article6Past Event: Health Information Technology: Electronic Medical Records and Beyond

Electronic medical records (EMRs) have a significant impact on the future of health care: They facilitate comprehensive patient-centered care and sustainably reduce costs by bridging time and distance between health providers and patients. On October 17, 2012, the German Center for Research and Innovation and the German American Chamber of Commerce (GACC) New York convened specialists from the fields of health service provision, mobile health applications, pharma, and health care policy to discuss major opportunities and challenges, EMR and health IT will face in the future.

Health care law and policy expert Bruce Merlin Fried moderated the panel discussion on how ICT/IT-based medical care has the potential to transform health care services. The first speaker, Dirk Feldman, Director Strategy at Siemens Health Services, presented Siemens' responses to the challenge of accountable health care innovations and thus focused on (hospital) providers. Bernt C. Klein, Senior Vice President Americas at Detecon Inc. of the Deutsche Telekom Group, and Prof.
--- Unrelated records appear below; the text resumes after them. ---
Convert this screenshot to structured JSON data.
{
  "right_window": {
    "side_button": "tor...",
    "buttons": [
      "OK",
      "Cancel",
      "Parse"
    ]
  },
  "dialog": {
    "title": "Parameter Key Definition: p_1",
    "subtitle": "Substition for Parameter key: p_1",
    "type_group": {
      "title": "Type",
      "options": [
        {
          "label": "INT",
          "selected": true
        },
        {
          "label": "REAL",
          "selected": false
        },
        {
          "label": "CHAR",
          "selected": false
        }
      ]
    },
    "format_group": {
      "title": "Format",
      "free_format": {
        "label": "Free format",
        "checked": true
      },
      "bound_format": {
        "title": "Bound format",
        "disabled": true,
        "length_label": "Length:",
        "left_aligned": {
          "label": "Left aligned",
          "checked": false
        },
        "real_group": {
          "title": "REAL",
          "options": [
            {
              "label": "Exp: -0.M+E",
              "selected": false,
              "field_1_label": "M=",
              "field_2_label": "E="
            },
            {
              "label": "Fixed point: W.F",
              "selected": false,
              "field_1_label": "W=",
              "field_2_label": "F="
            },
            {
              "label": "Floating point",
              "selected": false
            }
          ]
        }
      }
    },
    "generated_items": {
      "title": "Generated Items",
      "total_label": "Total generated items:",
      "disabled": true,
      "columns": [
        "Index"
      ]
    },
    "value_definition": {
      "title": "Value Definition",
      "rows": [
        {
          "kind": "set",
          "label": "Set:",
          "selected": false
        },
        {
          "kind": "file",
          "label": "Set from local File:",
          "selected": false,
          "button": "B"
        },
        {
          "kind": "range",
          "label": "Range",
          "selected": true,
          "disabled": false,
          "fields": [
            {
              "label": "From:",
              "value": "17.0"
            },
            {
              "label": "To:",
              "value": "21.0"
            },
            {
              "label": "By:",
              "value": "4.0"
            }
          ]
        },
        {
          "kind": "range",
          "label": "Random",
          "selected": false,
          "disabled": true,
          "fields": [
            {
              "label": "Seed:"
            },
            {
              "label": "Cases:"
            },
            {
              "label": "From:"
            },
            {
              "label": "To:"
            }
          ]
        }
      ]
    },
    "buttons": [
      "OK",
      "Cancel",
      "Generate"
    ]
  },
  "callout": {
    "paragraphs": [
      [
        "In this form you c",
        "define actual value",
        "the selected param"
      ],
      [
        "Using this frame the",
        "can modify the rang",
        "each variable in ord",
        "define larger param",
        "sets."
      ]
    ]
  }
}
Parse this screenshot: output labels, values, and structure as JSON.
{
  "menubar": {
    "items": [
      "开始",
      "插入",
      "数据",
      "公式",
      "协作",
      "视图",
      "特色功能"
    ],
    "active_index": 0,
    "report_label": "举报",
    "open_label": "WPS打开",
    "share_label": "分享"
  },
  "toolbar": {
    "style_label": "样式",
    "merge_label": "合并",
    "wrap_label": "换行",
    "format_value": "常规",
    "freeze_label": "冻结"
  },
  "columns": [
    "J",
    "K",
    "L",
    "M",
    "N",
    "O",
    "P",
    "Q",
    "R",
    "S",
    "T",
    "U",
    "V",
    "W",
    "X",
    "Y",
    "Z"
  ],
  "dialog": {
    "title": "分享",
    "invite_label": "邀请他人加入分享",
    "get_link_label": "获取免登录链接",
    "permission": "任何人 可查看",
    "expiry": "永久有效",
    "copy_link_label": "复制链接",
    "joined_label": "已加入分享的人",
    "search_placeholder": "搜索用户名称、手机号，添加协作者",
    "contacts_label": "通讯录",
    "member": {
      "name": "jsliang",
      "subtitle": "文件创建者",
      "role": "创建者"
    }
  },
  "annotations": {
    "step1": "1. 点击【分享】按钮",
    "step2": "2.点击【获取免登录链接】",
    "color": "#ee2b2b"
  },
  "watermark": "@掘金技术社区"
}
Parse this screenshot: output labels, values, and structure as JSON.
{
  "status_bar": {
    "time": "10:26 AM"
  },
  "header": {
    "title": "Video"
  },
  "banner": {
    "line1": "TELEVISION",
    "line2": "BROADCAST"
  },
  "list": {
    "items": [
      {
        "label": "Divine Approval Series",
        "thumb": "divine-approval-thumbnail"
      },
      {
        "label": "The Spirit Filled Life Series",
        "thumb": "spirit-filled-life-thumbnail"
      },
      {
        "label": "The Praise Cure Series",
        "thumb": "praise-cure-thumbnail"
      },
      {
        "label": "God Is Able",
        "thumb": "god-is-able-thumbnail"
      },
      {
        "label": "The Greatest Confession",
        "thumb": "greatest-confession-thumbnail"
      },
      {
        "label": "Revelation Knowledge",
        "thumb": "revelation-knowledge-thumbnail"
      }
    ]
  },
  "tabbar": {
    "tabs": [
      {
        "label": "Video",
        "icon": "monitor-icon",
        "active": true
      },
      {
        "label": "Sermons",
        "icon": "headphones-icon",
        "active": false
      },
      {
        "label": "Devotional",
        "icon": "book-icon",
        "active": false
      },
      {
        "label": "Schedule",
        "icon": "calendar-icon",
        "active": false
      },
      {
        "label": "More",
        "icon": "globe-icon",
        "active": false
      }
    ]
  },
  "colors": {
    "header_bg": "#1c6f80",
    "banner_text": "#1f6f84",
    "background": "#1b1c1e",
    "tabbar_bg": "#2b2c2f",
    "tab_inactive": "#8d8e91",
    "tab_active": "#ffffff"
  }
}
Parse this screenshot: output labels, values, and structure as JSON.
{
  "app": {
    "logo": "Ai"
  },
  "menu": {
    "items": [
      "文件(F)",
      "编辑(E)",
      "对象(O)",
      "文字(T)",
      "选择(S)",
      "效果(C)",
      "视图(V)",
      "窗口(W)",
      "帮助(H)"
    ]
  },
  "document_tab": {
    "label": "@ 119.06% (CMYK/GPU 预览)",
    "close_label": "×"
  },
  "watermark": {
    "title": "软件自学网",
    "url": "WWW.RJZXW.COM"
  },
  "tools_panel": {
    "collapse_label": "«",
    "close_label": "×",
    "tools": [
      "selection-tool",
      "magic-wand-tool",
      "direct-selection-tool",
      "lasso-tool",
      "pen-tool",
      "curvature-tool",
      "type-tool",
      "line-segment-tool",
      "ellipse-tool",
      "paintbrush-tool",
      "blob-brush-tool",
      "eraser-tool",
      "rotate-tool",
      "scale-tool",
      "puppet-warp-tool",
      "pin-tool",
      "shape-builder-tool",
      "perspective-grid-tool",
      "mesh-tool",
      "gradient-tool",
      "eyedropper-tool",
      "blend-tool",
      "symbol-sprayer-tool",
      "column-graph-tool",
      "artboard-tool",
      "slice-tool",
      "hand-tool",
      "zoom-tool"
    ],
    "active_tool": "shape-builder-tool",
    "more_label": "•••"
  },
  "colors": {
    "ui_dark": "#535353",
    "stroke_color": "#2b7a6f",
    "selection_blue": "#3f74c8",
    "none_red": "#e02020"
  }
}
Dr. Wolfgang Renz, Corporate Vice President for Business Model & Healthcare Innovation at Boehringer Ingelheim, both addressed the consumers' perspective on electronic medical care by drawing on the revolutionizing force of mobile health apps as well as the relationship between medication adherence and electronic health record algorithms. To watch a video recording of the event, click here.